If the file descriptor value goes less than 0, i.e., file not opened, then it will display an error message using the “perror()” method and exit the program. Otherwise, the size variable will be getting the size of bytes to be read by the fileDescriptor using the “read” function, and the printf function would be displaying the fileDescriptor along with the size to be used. The “c” variable will take that size and get characters from the file according to the size, and the printf function will be displaying those.

It’s time to compile our C code within Kali Linux with the GCC compiler. Make sure to have GCC installed and configured at your end. You need to try out the gcc command along with the name of a C file, i.e., readFile.c followed by the –o option and the name of an execution file to be generated from this compilation process. The execution file must contain the “.out” extension at its end, i.e., we have been naming the execution file as “readFile.out”.

After the successful compilation, we have now got the compiled and error-free code within the readFile.out file in the “Src” folder. As you can see that the “ls” list instruction has been showing that the main source code file and execution file after compilation is both listed here.

To run the error-free compiled file “readFile.out”, try out the file name with the “./” command as shown below. The output for this command displayed the error that there is no such file or directory in the current working directory “src,” which you have been looking for.

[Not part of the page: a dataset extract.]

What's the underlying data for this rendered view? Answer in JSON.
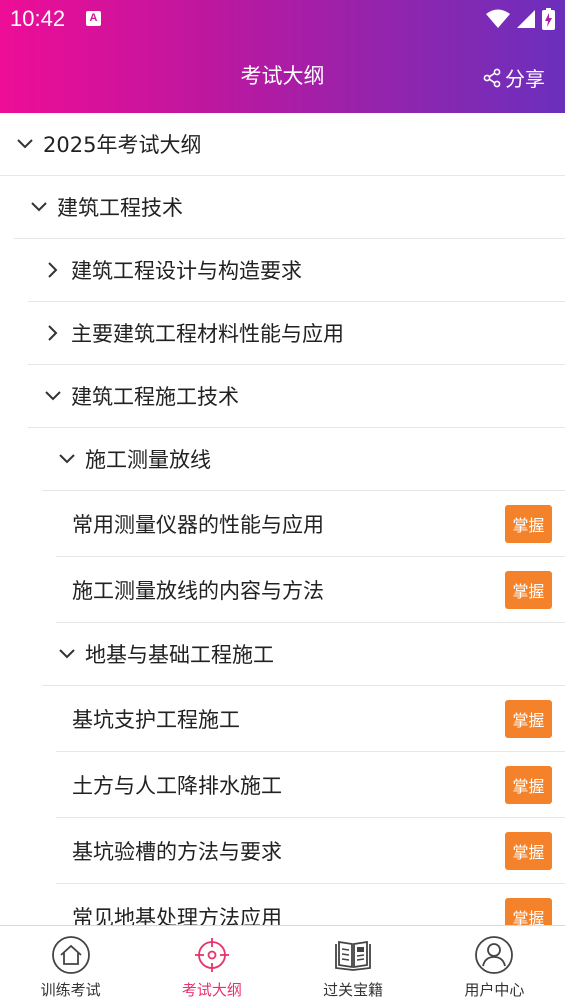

To avoid this error, we must have the “SomeFile.txt” named file in the “src” working directory. So, we have been creating the same name file within the “src” folder using the “vim” instruction. The list “ls” command shows that the file has been generated perfectly.

We have added the displayed below two lines in the “SomeFile.txt” file.

Now, when you run the C code file again with the “./” character, it will execute the print statement showing that the total of 10 bytes would be read out from the file. After that, it displayed the total of the first 10 characters from the “SomeFile.txt” file, i.e., “Hello, Enj.”

Let’s open the same C file “readFile.c” with the “vim” command once again to update it.

After opening it, we have updated the number of bytes to be read from the file, i.e., replaced 10 with 10 in the “read” system call. Saved this code to avoid any inconvenience.

After compiling this file again with the “gcc” compiler and running its error-free execution file “readFile.out” on the Kali Linux shell, we got to know that both the lines from the “SomeFile.txt” file of the “Src” folder have been read out, i.e., contains less than 100 characters.


This article is all about the use of the read 2 functions of C programming to read data in bytes from any sort of file. We have discussed the use and benefit of this function within the introductory paragraph, and for better understanding, we have added a detailed illustration of the C program.

About the author

Omar Farooq

Hello Readers, I am Omar and I have been writing technical articles from last decade. You can check out my writing pieces.